EXERCISE DETAILS:
Repeat the data exactly, with every line included.

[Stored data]
=== Section Start ===
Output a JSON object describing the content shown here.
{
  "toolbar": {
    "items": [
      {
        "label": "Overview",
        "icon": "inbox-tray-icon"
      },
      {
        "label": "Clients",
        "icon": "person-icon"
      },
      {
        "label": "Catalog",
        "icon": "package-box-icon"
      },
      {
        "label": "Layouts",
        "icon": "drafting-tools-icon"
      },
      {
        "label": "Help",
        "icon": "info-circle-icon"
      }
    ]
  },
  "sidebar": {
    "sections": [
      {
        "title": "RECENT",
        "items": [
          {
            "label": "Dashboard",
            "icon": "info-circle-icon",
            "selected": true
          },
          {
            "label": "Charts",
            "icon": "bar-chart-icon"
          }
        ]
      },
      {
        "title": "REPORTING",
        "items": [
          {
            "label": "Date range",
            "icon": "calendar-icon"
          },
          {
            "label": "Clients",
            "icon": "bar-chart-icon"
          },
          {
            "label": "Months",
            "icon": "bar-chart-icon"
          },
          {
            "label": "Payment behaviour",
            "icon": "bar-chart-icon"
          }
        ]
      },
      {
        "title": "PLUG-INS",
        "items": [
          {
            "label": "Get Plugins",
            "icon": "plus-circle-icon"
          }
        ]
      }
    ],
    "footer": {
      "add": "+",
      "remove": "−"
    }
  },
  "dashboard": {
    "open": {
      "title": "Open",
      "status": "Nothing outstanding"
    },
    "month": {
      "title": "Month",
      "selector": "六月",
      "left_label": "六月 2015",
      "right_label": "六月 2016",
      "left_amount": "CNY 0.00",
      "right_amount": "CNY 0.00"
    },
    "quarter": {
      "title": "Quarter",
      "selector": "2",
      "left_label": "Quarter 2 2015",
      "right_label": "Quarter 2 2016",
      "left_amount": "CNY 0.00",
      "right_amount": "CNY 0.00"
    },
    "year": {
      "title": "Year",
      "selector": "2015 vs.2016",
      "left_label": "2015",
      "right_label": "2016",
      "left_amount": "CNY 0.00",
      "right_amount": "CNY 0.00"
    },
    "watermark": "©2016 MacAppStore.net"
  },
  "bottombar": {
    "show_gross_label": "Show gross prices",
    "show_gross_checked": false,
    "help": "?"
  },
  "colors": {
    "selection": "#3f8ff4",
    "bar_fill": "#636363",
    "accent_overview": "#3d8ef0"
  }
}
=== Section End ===
RESULT OF THE EXERCISE:
Output a JSON object describing the content shown here.
{
  "toolbar": {
    "items": [
      {
        "label": "Overview",
        "icon": "inbox-tray-icon"
      },
      {
        "label": "Clients",
        "icon": "person-icon"
      },
      {
        "label": "Catalog",
        "icon": "package-box-icon"
      },
      {
        "label": "Layouts",
        "icon": "drafting-tools-icon"
      },
      {
        "label": "Help",
        "icon": "info-circle-icon"
      }
    ]
  },
  "sidebar": {
    "sections": [
      {
        "title": "RECENT",
        "items": [
          {
            "label": "Dashboard",
            "icon": "info-circle-icon",
            "selected": true
          },
          {
            "label": "Charts",
            "icon": "bar-chart-icon"
          }
        ]
      },
      {
        "title": "REPORTING",
        "items": [
          {
            "label": "Date range",
            "icon": "calendar-icon"
          },
          {
            "label": "Clients",
            "icon": "bar-chart-icon"
          },
          {
            "label": "Months",
            "icon": "bar-chart-icon"
          },
          {
            "label": "Payment behaviour",
            "icon": "bar-chart-icon"
          }
        ]
      },
      {
        "title": "PLUG-INS",
        "items": [
          {
            "label": "Get Plugins",
            "icon": "plus-circle-icon"
          }
        ]
      }
    ],
    "footer": {
      "add": "+",
      "remove": "−"
    }
  },
  "dashboard": {
    "open": {
      "title": "Open",
      "status": "Nothing outstanding"
    },
    "month": {
      "title": "Month",
      "selector": "六月",
      "left_label": "六月 2015",
      "right_label": "六月 2016",
      "left_amount": "CNY 0.00",
      "right_amount": "CNY 0.00"
    },
    "quarter": {
      "title": "Quarter",
      "selector": "2",
      "left_label": "Quarter 2 2015",
      "right_label": "Quarter 2 2016",
      "left_amount": "CNY 0.00",
      "right_amount": "CNY 0.00"
    },
    "year": {
      "title": "Year",
      "selector": "2015 vs.2016",
      "left_label": "2015",
      "right_label": "2016",
      "left_amount": "CNY 0.00",
      "right_amount": "CNY 0.00"
    },
    "watermark": "©2016 MacAppStore.net"
  },
  "bottombar": {
    "show_gross_label": "Show gross prices",
    "show_gross_checked": false,
    "help": "?"
  },
  "colors": {
    "selection": "#3f8ff4",
    "bar_fill": "#636363",
    "accent_overview": "#3d8ef0"
  }
}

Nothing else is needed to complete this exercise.